Hearing Loss in Adults
- External meatus blocked by wax
Sensorineural hearing loss
- Loss of hair cells on cochlear as increase in age
- Audiogram; High frequencies lost first, low frequencies stay in normal range, no increased air-bone gap
- Usually noticed clinically after 60
- Variability in degree of hearing loss and age of onset
- No treatment to prevent worsening
- Can cause significant social and work handicaps
- Aural hearing aids used to improve hearing
Idiopathic hearing loss
- Sudden deterioration of hearing. Ear may feel blocked
- Tinnitus and vertigo can be present

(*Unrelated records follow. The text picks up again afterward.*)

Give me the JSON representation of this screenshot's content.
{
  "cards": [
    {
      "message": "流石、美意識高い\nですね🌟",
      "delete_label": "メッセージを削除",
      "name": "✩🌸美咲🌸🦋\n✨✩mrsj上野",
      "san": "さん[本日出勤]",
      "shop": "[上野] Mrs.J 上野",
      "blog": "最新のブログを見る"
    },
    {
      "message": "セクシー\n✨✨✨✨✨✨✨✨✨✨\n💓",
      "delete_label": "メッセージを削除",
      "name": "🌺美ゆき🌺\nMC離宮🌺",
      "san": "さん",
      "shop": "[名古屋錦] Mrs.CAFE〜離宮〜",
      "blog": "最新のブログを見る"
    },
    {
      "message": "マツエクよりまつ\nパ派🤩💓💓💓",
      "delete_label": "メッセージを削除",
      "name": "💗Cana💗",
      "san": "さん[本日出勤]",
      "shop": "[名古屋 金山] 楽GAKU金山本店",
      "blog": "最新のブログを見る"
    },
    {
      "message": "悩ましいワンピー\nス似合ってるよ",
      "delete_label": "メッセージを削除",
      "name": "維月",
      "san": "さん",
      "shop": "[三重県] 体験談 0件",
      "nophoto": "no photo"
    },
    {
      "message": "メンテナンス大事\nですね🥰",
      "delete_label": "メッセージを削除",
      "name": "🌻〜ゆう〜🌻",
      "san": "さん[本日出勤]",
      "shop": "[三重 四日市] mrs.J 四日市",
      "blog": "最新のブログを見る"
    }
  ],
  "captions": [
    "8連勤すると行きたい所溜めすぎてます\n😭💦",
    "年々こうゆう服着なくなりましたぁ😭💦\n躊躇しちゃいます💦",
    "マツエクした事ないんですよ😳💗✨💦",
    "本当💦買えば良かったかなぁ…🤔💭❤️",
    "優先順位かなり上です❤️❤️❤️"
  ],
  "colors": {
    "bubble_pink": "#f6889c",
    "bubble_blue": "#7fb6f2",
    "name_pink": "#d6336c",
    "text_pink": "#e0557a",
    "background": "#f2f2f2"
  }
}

- Thought to be due to viral infection of vascular event
- Rx; bed rest and vasodilators
Either due to sudden or prolonged exposure
Commonly occupational exposure; should wear ear protectors if exposed to more than 90dB
Tinnitus and ‘wooly ears’ experienced after exposure
Audiogram; loss of very high frequencies first
Rx; aural hearing aids
- Systemic aminoglycosides
- Cytotoxic agents
- Salicylates and quinine cause reversible damage
- Can cause hearing loss and imbalance as can affect cochlear and/or labyrinth.
- Tumours of CNVIII
- Causes progressive unilateral hearing loss and tinnitus
- Investigate with MRI
- Rx; surgical removal
Conductive hearing loss
Classified according to the anatomical location of the pathology
External auditory meatus
Wax; removal by cotton buds usually impacts wax and worsens obstruction.
- Rx; soften using sodium bicarbonate TDS or hydrogen peroxide then syringe or remove by blunt hook.
- Keratosis obturans; accumulation of desquamated skin which can erode the canal
- Exostoses; bony growths which occlude external meatus. Common in swimmers. No treatment needed unless causing problems.
Perforation; traumatic or due to chronic otitis media.
- Rx; either heal naturally or tympanoplasty carried out